[EXERCISE MATERIALS]
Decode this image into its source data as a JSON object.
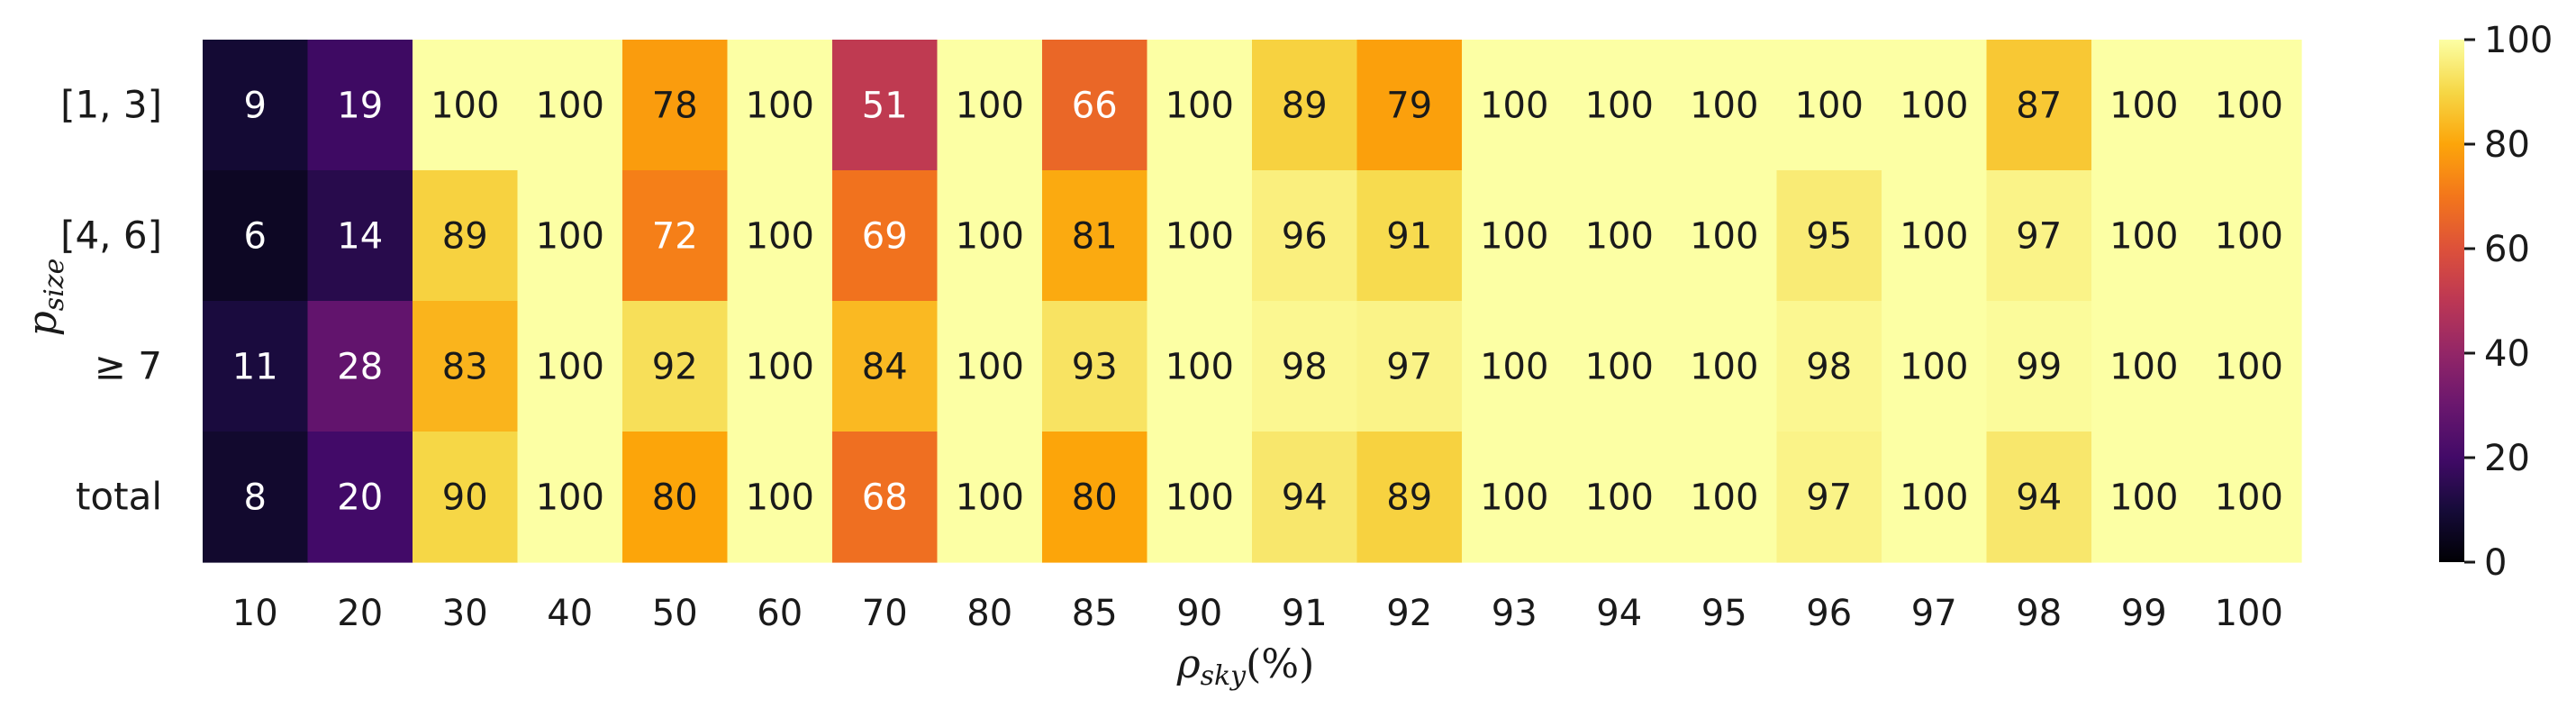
{
  "chart_data": {
    "type": "heatmap",
    "title": "",
    "xlabel": {
      "base": "ρ",
      "sub": "sky",
      "suffix": "(%)"
    },
    "ylabel": {
      "base": "p",
      "sub": "size"
    },
    "x_categories": [
      "10",
      "20",
      "30",
      "40",
      "50",
      "60",
      "70",
      "80",
      "85",
      "90",
      "91",
      "92",
      "93",
      "94",
      "95",
      "96",
      "97",
      "98",
      "99",
      "100"
    ],
    "y_categories": [
      "[1, 3]",
      "[4, 6]",
      "≥ 7",
      "total"
    ],
    "values": [
      [
        9,
        19,
        100,
        100,
        78,
        100,
        51,
        100,
        66,
        100,
        89,
        79,
        100,
        100,
        100,
        100,
        100,
        87,
        100,
        100
      ],
      [
        6,
        14,
        89,
        100,
        72,
        100,
        69,
        100,
        81,
        100,
        96,
        91,
        100,
        100,
        100,
        95,
        100,
        97,
        100,
        100
      ],
      [
        11,
        28,
        83,
        100,
        92,
        100,
        84,
        100,
        93,
        100,
        98,
        97,
        100,
        100,
        100,
        98,
        100,
        99,
        100,
        100
      ],
      [
        8,
        20,
        90,
        100,
        80,
        100,
        68,
        100,
        80,
        100,
        94,
        89,
        100,
        100,
        100,
        97,
        100,
        94,
        100,
        100
      ]
    ],
    "colorscale": "inferno",
    "vmin": 0,
    "vmax": 100,
    "colorbar_ticks": [
      "0",
      "20",
      "40",
      "60",
      "80",
      "100"
    ],
    "annotations": true,
    "grid": false,
    "colorbar_position": "right"
  }
}
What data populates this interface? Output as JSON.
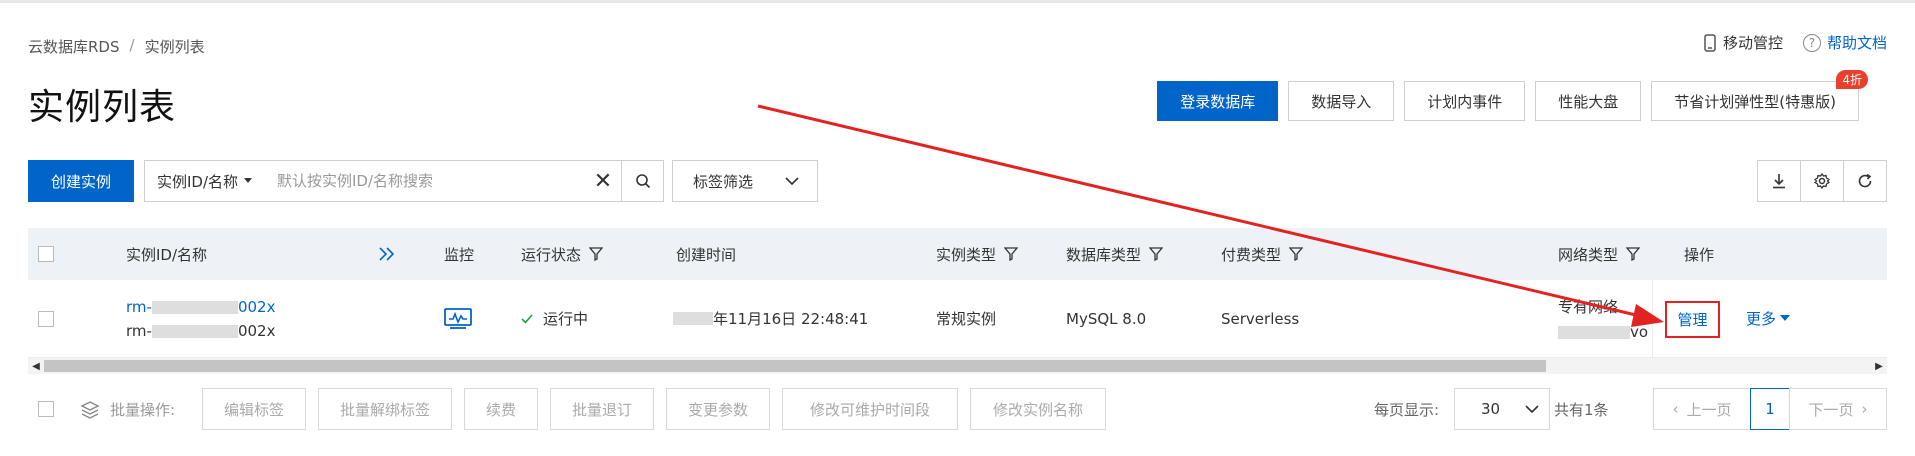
{
  "breadcrumb": {
    "root": "云数据库RDS",
    "sep": "/",
    "current": "实例列表"
  },
  "topLinks": {
    "mobile": "移动管控",
    "help": "帮助文档"
  },
  "page": {
    "title": "实例列表"
  },
  "headerButtons": {
    "login": "登录数据库",
    "import": "数据导入",
    "events": "计划内事件",
    "perf": "性能大盘",
    "savings": "节省计划弹性型(特惠版)",
    "savingsBadge": "4折"
  },
  "toolbar": {
    "create": "创建实例",
    "searchType": "实例ID/名称",
    "searchPlaceholder": "默认按实例ID/名称搜索",
    "tagFilter": "标签筛选"
  },
  "table": {
    "columns": {
      "id": "实例ID/名称",
      "monitor": "监控",
      "status": "运行状态",
      "created": "创建时间",
      "instType": "实例类型",
      "dbType": "数据库类型",
      "payType": "付费类型",
      "network": "网络类型",
      "ops": "操作"
    },
    "row": {
      "idPrefix": "rm-",
      "idSuffix": "002x",
      "namePrefix": "rm-",
      "nameSuffix": "002x",
      "status": "运行中",
      "createdSuffix": "年11月16日 22:48:41",
      "instType": "常规实例",
      "dbType": "MySQL 8.0",
      "payType": "Serverless",
      "network": "专有网络",
      "networkSub": "vo",
      "manage": "管理",
      "more": "更多"
    }
  },
  "footer": {
    "batchLabel": "批量操作:",
    "buttons": [
      "编辑标签",
      "批量解绑标签",
      "续费",
      "批量退订",
      "变更参数",
      "修改可维护时间段",
      "修改实例名称"
    ],
    "perPageLabel": "每页显示:",
    "perPage": "30",
    "total": "共有1条",
    "prev": "上一页",
    "page": "1",
    "next": "下一页"
  },
  "colors": {
    "primary": "#0064c8",
    "annotation": "#e32222"
  }
}
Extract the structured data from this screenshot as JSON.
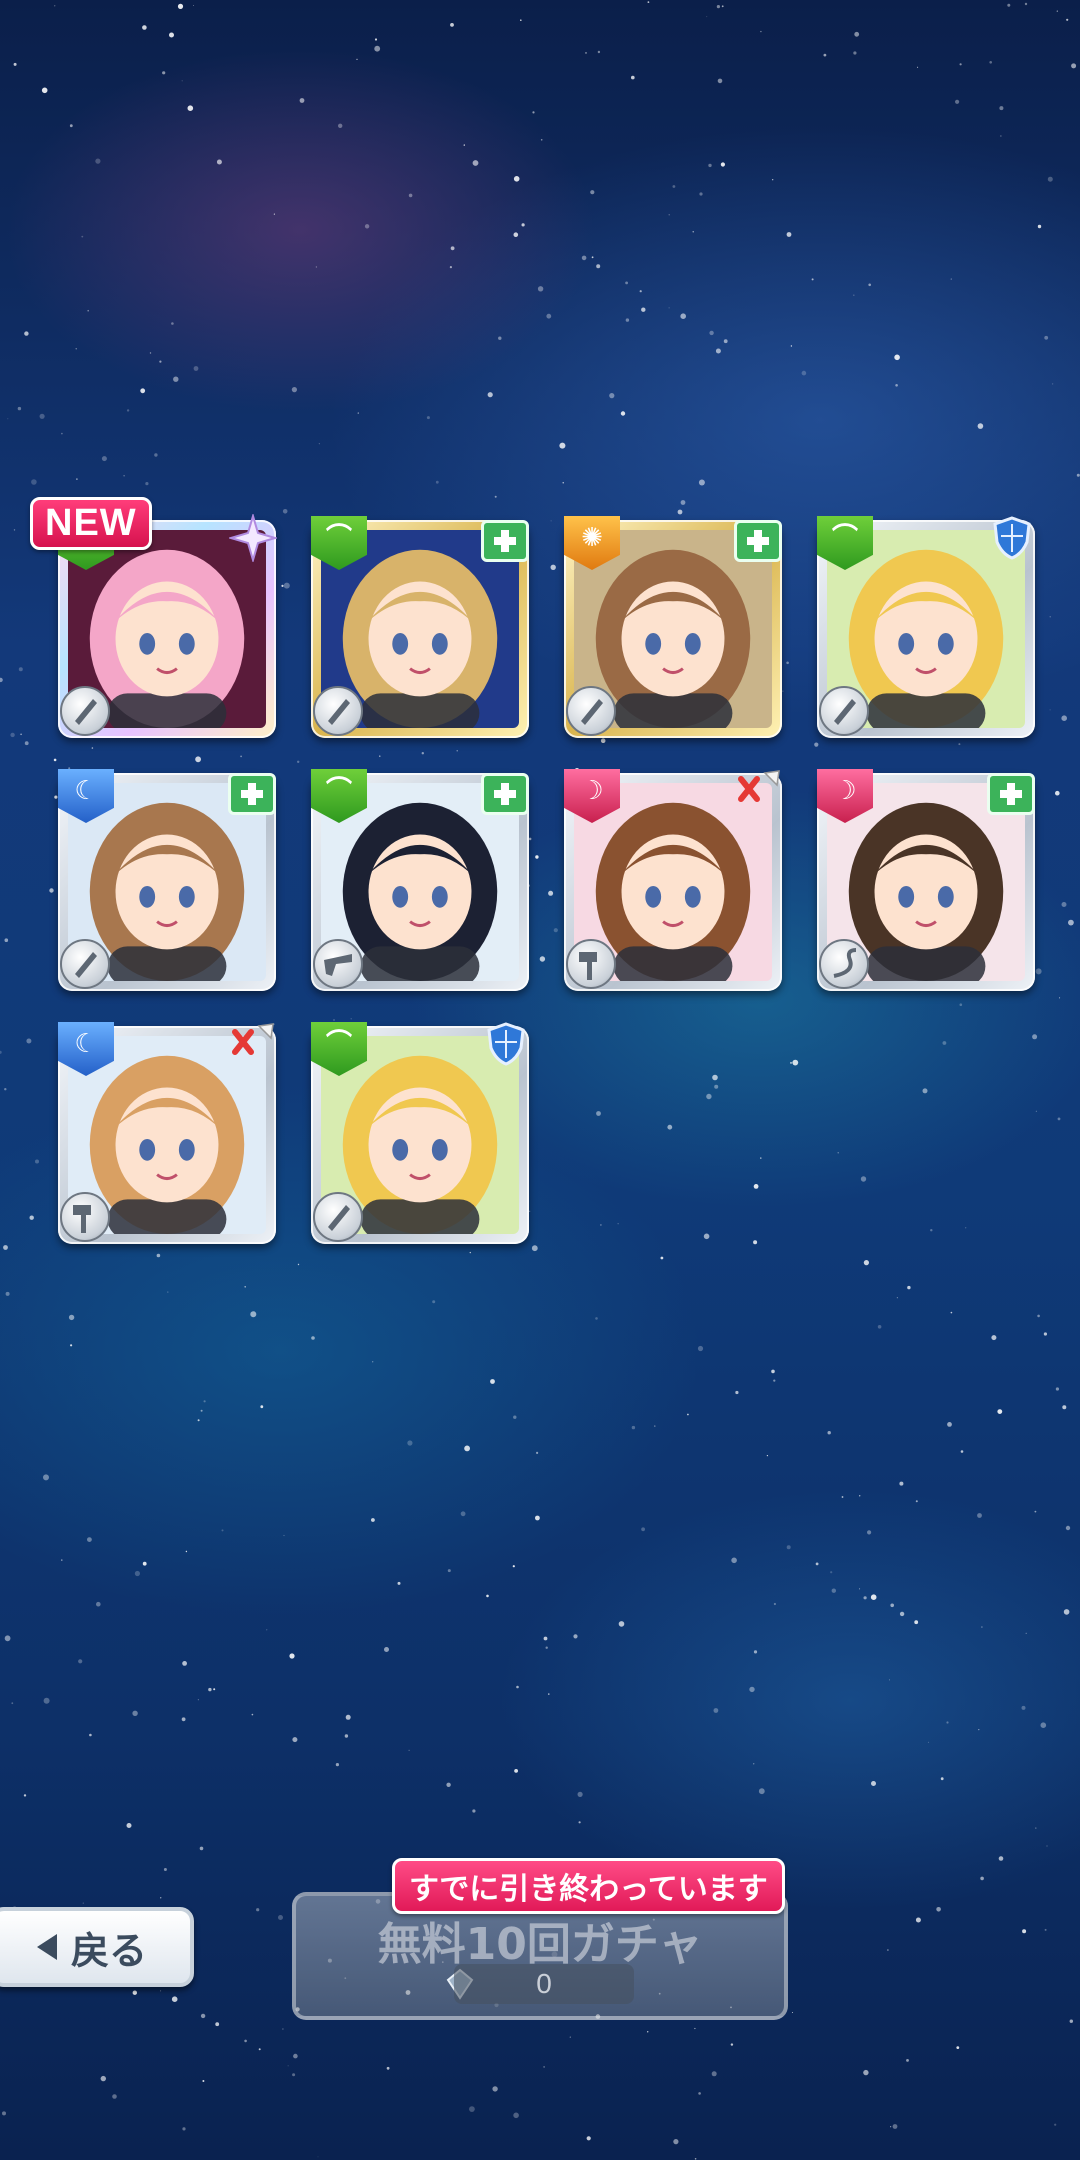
{
  "badges": {
    "new_label": "NEW"
  },
  "cards": [
    {
      "attribute": "green",
      "role": "star",
      "weapon": "knife",
      "frame": "rainbow",
      "hair": "#f4a6c8",
      "bg": "#5a1b3a"
    },
    {
      "attribute": "green",
      "role": "heal",
      "weapon": "knife",
      "frame": "gold",
      "hair": "#d8b36a",
      "bg": "#213a8a"
    },
    {
      "attribute": "orange",
      "role": "heal",
      "weapon": "knife",
      "frame": "gold",
      "hair": "#9a6a45",
      "bg": "#c9b48a"
    },
    {
      "attribute": "green",
      "role": "shield",
      "weapon": "knife",
      "frame": "silver",
      "hair": "#f0c850",
      "bg": "#d8ecb0"
    },
    {
      "attribute": "blue",
      "role": "heal",
      "weapon": "knife",
      "frame": "silver",
      "hair": "#a8774e",
      "bg": "#dbe8f5"
    },
    {
      "attribute": "green",
      "role": "heal",
      "weapon": "gun",
      "frame": "silver",
      "hair": "#1c2133",
      "bg": "#e3eef7"
    },
    {
      "attribute": "pink",
      "role": "attack",
      "weapon": "hammer",
      "frame": "silver",
      "hair": "#8a5230",
      "bg": "#f7d9e3"
    },
    {
      "attribute": "pink",
      "role": "heal",
      "weapon": "whip",
      "frame": "silver",
      "hair": "#4a3426",
      "bg": "#f5e4ea"
    },
    {
      "attribute": "blue",
      "role": "attack",
      "weapon": "hammer",
      "frame": "silver",
      "hair": "#d9a063",
      "bg": "#e0ecf7"
    },
    {
      "attribute": "green",
      "role": "shield",
      "weapon": "knife",
      "frame": "silver",
      "hair": "#f0c850",
      "bg": "#d8ecb0"
    }
  ],
  "buttons": {
    "back_label": "戻る",
    "gacha_label": "無料10回ガチャ",
    "gacha_cost": "0",
    "gacha_status": "すでに引き終わっています"
  },
  "colors": {
    "new_badge": "#e8185a",
    "heal": "#3cb35a",
    "attack": "#e53935",
    "shield": "#2f78d8"
  }
}
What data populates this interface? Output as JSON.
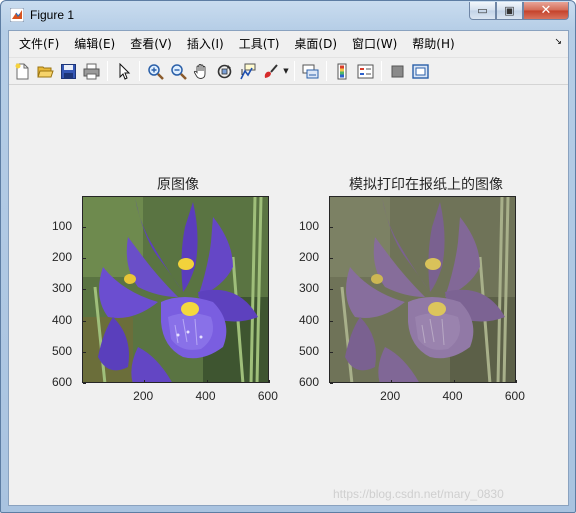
{
  "window": {
    "title": "Figure 1",
    "buttons": {
      "minimize": "▭",
      "maximize": "▣",
      "close": "✕"
    }
  },
  "menu": [
    "文件(F)",
    "编辑(E)",
    "查看(V)",
    "插入(I)",
    "工具(T)",
    "桌面(D)",
    "窗口(W)",
    "帮助(H)"
  ],
  "toolbar_icons": [
    "new-figure-icon",
    "open-file-icon",
    "save-icon",
    "print-icon",
    "edit-plot-pointer-icon",
    "zoom-in-icon",
    "zoom-out-icon",
    "pan-hand-icon",
    "rotate-3d-icon",
    "data-cursor-icon",
    "brush-icon",
    "link-plot-icon",
    "insert-colorbar-icon",
    "insert-legend-icon",
    "hide-plot-tools-icon",
    "show-plot-tools-icon"
  ],
  "axes": [
    {
      "title": "原图像",
      "yticks": [
        "100",
        "200",
        "300",
        "400",
        "500",
        "600"
      ],
      "xticks": [
        "200",
        "400",
        "600"
      ],
      "image": "iris-flower-original"
    },
    {
      "title": "模拟打印在报纸上的图像",
      "yticks": [
        "100",
        "200",
        "300",
        "400",
        "500",
        "600"
      ],
      "xticks": [
        "200",
        "400",
        "600"
      ],
      "image": "iris-flower-newsprint-simulation"
    }
  ],
  "watermark": "https://blog.csdn.net/mary_0830",
  "colors": {
    "titlebar": "#b5cde6",
    "figure_bg": "#f0f0f0",
    "petal_purple": "#6a4fc8",
    "faded_purple": "#8a6f98",
    "close_red": "#c4412a"
  }
}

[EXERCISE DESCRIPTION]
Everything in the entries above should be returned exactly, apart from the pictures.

[RESPONSE BOX]
Decode this image into its source data as a JSON object.
{
  "chart_data": {
    "type": "heatmap",
    "title": "",
    "xlabel": {
      "base": "ρ",
      "sub": "sky",
      "suffix": "(%)"
    },
    "ylabel": {
      "base": "p",
      "sub": "size"
    },
    "x_categories": [
      "10",
      "20",
      "30",
      "40",
      "50",
      "60",
      "70",
      "80",
      "85",
      "90",
      "91",
      "92",
      "93",
      "94",
      "95",
      "96",
      "97",
      "98",
      "99",
      "100"
    ],
    "y_categories": [
      "[1, 3]",
      "[4, 6]",
      "≥ 7",
      "total"
    ],
    "values": [
      [
        9,
        19,
        100,
        100,
        78,
        100,
        51,
        100,
        66,
        100,
        89,
        79,
        100,
        100,
        100,
        100,
        100,
        87,
        100,
        100
      ],
      [
        6,
        14,
        89,
        100,
        72,
        100,
        69,
        100,
        81,
        100,
        96,
        91,
        100,
        100,
        100,
        95,
        100,
        97,
        100,
        100
      ],
      [
        11,
        28,
        83,
        100,
        92,
        100,
        84,
        100,
        93,
        100,
        98,
        97,
        100,
        100,
        100,
        98,
        100,
        99,
        100,
        100
      ],
      [
        8,
        20,
        90,
        100,
        80,
        100,
        68,
        100,
        80,
        100,
        94,
        89,
        100,
        100,
        100,
        97,
        100,
        94,
        100,
        100
      ]
    ],
    "colorscale": "inferno",
    "vmin": 0,
    "vmax": 100,
    "colorbar_ticks": [
      "0",
      "20",
      "40",
      "60",
      "80",
      "100"
    ],
    "annotations": true,
    "grid": false,
    "colorbar_position": "right"
  }
}
What data populates this interface? Output as JSON.
{
  "breadcrumb": {
    "root": "云数据库RDS",
    "sep": "/",
    "current": "实例列表"
  },
  "topLinks": {
    "mobile": "移动管控",
    "help": "帮助文档"
  },
  "page": {
    "title": "实例列表"
  },
  "headerButtons": {
    "login": "登录数据库",
    "import": "数据导入",
    "events": "计划内事件",
    "perf": "性能大盘",
    "savings": "节省计划弹性型(特惠版)",
    "savingsBadge": "4折"
  },
  "toolbar": {
    "create": "创建实例",
    "searchType": "实例ID/名称",
    "searchPlaceholder": "默认按实例ID/名称搜索",
    "tagFilter": "标签筛选"
  },
  "table": {
    "columns": {
      "id": "实例ID/名称",
      "monitor": "监控",
      "status": "运行状态",
      "created": "创建时间",
      "instType": "实例类型",
      "dbType": "数据库类型",
      "payType": "付费类型",
      "network": "网络类型",
      "ops": "操作"
    },
    "row": {
      "idPrefix": "rm-",
      "idSuffix": "002x",
      "namePrefix": "rm-",
      "nameSuffix": "002x",
      "status": "运行中",
      "createdSuffix": "年11月16日 22:48:41",
      "instType": "常规实例",
      "dbType": "MySQL 8.0",
      "payType": "Serverless",
      "network": "专有网络",
      "networkSub": "vo",
      "manage": "管理",
      "more": "更多"
    }
  },
  "footer": {
    "batchLabel": "批量操作:",
    "buttons": [
      "编辑标签",
      "批量解绑标签",
      "续费",
      "批量退订",
      "变更参数",
      "修改可维护时间段",
      "修改实例名称"
    ],
    "perPageLabel": "每页显示:",
    "perPage": "30",
    "total": "共有1条",
    "prev": "上一页",
    "page": "1",
    "next": "下一页"
  },
  "colors": {
    "primary": "#0064c8",
    "annotation": "#e32222"
  }
}
Extract the structured data from this screenshot as JSON.
{
  "badges": {
    "new_label": "NEW"
  },
  "cards": [
    {
      "attribute": "green",
      "role": "star",
      "weapon": "knife",
      "frame": "rainbow",
      "hair": "#f4a6c8",
      "bg": "#5a1b3a"
    },
    {
      "attribute": "green",
      "role": "heal",
      "weapon": "knife",
      "frame": "gold",
      "hair": "#d8b36a",
      "bg": "#213a8a"
    },
    {
      "attribute": "orange",
      "role": "heal",
      "weapon": "knife",
      "frame": "gold",
      "hair": "#9a6a45",
      "bg": "#c9b48a"
    },
    {
      "attribute": "green",
      "role": "shield",
      "weapon": "knife",
      "frame": "silver",
      "hair": "#f0c850",
      "bg": "#d8ecb0"
    },
    {
      "attribute": "blue",
      "role": "heal",
      "weapon": "knife",
      "frame": "silver",
      "hair": "#a8774e",
      "bg": "#dbe8f5"
    },
    {
      "attribute": "green",
      "role": "heal",
      "weapon": "gun",
      "frame": "silver",
      "hair": "#1c2133",
      "bg": "#e3eef7"
    },
    {
      "attribute": "pink",
      "role": "attack",
      "weapon": "hammer",
      "frame": "silver",
      "hair": "#8a5230",
      "bg": "#f7d9e3"
    },
    {
      "attribute": "pink",
      "role": "heal",
      "weapon": "whip",
      "frame": "silver",
      "hair": "#4a3426",
      "bg": "#f5e4ea"
    },
    {
      "attribute": "blue",
      "role": "attack",
      "weapon": "hammer",
      "frame": "silver",
      "hair": "#d9a063",
      "bg": "#e0ecf7"
    },
    {
      "attribute": "green",
      "role": "shield",
      "weapon": "knife",
      "frame": "silver",
      "hair": "#f0c850",
      "bg": "#d8ecb0"
    }
  ],
  "buttons": {
    "back_label": "戻る",
    "gacha_label": "無料10回ガチャ",
    "gacha_cost": "0",
    "gacha_status": "すでに引き終わっています"
  },
  "colors": {
    "new_badge": "#e8185a",
    "heal": "#3cb35a",
    "attack": "#e53935",
    "shield": "#2f78d8"
  }
}
What data populates this interface? Output as JSON.
{
  "window": {
    "title": "Figure 1",
    "buttons": {
      "minimize": "▭",
      "maximize": "▣",
      "close": "✕"
    }
  },
  "menu": [
    "文件(F)",
    "编辑(E)",
    "查看(V)",
    "插入(I)",
    "工具(T)",
    "桌面(D)",
    "窗口(W)",
    "帮助(H)"
  ],
  "toolbar_icons": [
    "new-figure-icon",
    "open-file-icon",
    "save-icon",
    "print-icon",
    "edit-plot-pointer-icon",
    "zoom-in-icon",
    "zoom-out-icon",
    "pan-hand-icon",
    "rotate-3d-icon",
    "data-cursor-icon",
    "brush-icon",
    "link-plot-icon",
    "insert-colorbar-icon",
    "insert-legend-icon",
    "hide-plot-tools-icon",
    "show-plot-tools-icon"
  ],
  "axes": [
    {
      "title": "原图像",
      "yticks": [
        "100",
        "200",
        "300",
        "400",
        "500",
        "600"
      ],
      "xticks": [
        "200",
        "400",
        "600"
      ],
      "image": "iris-flower-original"
    },
    {
      "title": "模拟打印在报纸上的图像",
      "yticks": [
        "100",
        "200",
        "300",
        "400",
        "500",
        "600"
      ],
      "xticks": [
        "200",
        "400",
        "600"
      ],
      "image": "iris-flower-newsprint-simulation"
    }
  ],
  "watermark": "https://blog.csdn.net/mary_0830",
  "colors": {
    "titlebar": "#b5cde6",
    "figure_bg": "#f0f0f0",
    "petal_purple": "#6a4fc8",
    "faded_purple": "#8a6f98",
    "close_red": "#c4412a"
  }
}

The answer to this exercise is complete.